The opening clues us in that "Shot in the Dark" was written and set in the past, for in this story, trains appear to be the normal way to travel. If the story were set in our time, it's much more likely that Philip Sletherby would drive down to the country estate in question.
Reinforcing the fact that most people travel by train, Sletherby runs into a club acquaintance on the train platform. Further, while on the train, Sletherby shares a compartment with a traveling companion who claims to be his hostess's second son, Bertie. As his hostess is socially important, and as Sletherby and his friend belong to a club, indicating they are also in the middle or upper class, we know that even well-to-do people travel by train. This would be far more typical of the world of a century ago than today.

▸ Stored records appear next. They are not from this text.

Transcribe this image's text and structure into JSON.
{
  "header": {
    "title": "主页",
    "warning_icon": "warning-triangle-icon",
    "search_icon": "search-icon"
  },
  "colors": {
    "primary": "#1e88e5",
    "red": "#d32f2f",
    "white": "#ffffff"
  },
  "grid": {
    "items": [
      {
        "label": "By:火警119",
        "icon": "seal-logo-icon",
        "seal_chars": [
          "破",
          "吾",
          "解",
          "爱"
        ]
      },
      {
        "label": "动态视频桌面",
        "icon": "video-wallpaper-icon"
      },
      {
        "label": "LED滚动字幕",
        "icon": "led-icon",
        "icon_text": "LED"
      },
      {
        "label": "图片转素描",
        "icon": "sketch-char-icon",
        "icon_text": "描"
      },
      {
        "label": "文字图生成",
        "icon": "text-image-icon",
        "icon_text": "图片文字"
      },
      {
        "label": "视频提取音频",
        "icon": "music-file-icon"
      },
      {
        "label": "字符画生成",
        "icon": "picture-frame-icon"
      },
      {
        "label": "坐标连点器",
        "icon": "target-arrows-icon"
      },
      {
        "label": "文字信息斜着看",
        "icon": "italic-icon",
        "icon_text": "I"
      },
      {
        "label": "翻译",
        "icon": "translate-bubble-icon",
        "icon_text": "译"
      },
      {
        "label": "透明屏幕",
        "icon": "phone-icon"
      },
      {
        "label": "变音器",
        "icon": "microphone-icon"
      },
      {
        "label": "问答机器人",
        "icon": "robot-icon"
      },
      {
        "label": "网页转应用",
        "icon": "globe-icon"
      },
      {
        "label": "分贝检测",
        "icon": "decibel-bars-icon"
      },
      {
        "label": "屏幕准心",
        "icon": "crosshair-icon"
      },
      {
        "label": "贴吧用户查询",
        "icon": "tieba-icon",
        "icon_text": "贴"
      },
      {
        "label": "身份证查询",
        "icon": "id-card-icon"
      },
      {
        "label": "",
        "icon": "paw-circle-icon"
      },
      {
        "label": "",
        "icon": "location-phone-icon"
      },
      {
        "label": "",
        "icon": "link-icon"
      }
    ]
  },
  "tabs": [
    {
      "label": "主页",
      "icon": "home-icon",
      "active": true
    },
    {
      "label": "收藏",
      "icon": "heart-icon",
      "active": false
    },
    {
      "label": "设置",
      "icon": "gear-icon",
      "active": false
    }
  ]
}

Finally, Bertie asks to borrow three pounds to pay for his weekend trip—today you would need far more money than that for even a very modest weekend vacation.